But there's virtually no chatter about the single most important aspect of what I'll call their Bounce Back Project.
Anytime the subject of Lamar Jackson comes up, his contract situation dominates – understandably, as the star quarterback's rookie contract expires after this season and any new deal he signs would be the largest in Ravens history.
But while the off-field focus might be understandable, Jackson's on-field performance will be the centerpiece of the Ravens' efforts to return to the AFC playoffs in 2022, and I'm hearing next to nothing about it.
When last seen, Jackson was struggling more than usual; in the last three games he started and finished, he threw twice as many interceptions as touchdowns and posted below-average passer ratings as the Ravens went 1-2 while averaging just 17 points per game.
To be clear, he also did a lot right in 2021, including tying Randall Cunningham's NFL record of seven games in a season with at least 200 passing yards and 50 rushing yards. (Jackson also had seven such "double-doubles" in 2019.)
In Jackson's toughest season to date, the Ravens went 7-4 in games he started and finished, and 1-5 otherwise. Say no more.
But there was a discouraging conclusion. It faded from memory when Jackson was knocked out of a Week 13 game with a bruised ankle and missed the rest of the season. But a less electrifying Jackson was among the factors that contributed to the Ravens missing the playoffs.
"To be honest with you, I really don't know," Jackson said glumly after the season ended.
He added: "I got sick at the Miami game (and) played horrible in the Cleveland game. I really don't know, man. I really don't know."

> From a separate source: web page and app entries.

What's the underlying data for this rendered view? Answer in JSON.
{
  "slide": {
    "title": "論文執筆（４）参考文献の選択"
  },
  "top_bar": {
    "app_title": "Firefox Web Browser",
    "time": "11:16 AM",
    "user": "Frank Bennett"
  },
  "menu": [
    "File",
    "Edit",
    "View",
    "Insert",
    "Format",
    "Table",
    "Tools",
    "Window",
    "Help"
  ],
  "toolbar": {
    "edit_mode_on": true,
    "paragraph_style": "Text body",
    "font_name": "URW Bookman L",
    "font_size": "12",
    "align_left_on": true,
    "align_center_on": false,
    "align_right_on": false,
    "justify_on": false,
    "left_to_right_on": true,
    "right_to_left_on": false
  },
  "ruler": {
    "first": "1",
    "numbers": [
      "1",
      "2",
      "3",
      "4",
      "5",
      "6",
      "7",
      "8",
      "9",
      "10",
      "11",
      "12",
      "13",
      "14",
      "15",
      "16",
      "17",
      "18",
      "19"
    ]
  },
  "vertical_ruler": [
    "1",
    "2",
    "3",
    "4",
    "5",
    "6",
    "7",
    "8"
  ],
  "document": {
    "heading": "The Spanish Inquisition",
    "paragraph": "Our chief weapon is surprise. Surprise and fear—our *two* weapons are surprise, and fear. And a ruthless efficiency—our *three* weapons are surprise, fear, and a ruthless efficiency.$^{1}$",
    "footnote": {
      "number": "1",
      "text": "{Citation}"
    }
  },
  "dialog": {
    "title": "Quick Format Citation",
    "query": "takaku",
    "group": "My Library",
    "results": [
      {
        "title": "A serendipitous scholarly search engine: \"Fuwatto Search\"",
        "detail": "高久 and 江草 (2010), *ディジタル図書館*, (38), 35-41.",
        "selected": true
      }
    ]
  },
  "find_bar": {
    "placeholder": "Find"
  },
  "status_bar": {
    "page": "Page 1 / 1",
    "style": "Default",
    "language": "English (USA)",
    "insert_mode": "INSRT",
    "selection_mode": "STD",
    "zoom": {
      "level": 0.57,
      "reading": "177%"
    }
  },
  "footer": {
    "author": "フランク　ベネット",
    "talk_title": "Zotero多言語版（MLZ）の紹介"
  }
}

In the wake of just their second losing season under Head Coach John Harbaugh, the Ravens are aggressively attacking everything they didn't like about 2021. Only five other teams have committed more dollars in free agency, according to Spotrac. They've hired a new trainer and plan to alter their training practices in hopes of experiencing fewer injuries.
They've also quietly added a new coach who'll provide another set of eyes on Jackson -- Kerry Dixon, a former college quarterback who has recently coached wide receivers at Florida and Georgia Tech and will now assist James Urban, Jackson's position coach.
If anything can be done to help Jackson in 2022, it's worth doing.
No surprise, Jackson has been on task, throwing regularly to teammates in Florida. His commitment and desire are among his qualities the Ravens like most; Owner Steve Bisciotti recently described him as "obsessed" with winning a Super Bowl.
When the team's offseason program cranks up at the Under Armour Performance Center next week, Jackson surely will huddle with the coaches, deconstruct what happened late last year and formulate a plan to keep it from happening again.
He is a "time and space" player, meaning he needs time and space to do his thing. His issues arose during and after a Week 10 loss to the Miami Dolphins, who limited his time and space with an all-out blitz, a strategy other teams promptly copied.
It's part of the eternal chess match between quarterbacks and defenses. Jackson had the upper hand. Defenses adjusted. Now, it's on Jackson to adjust to those adjustments.
Putting a stronger and healthier team around him would help, for sure; a better O-line would give him more time and space.
But it's mostly up to Jackson to re-establish the soaring performance level he attained from the day he became a starter in 2018 through the middle of last season.
Several AFC teams have added star power in 2022, leading to speculation that the Ravens aren't shining as brightly.
But they already have their star, and he's one of the brightest in the NFL when playing well.
If Jackson is back on his "A game" in 2022, the Ravens' Bounce Back Project almost surely will proceed quite nicely.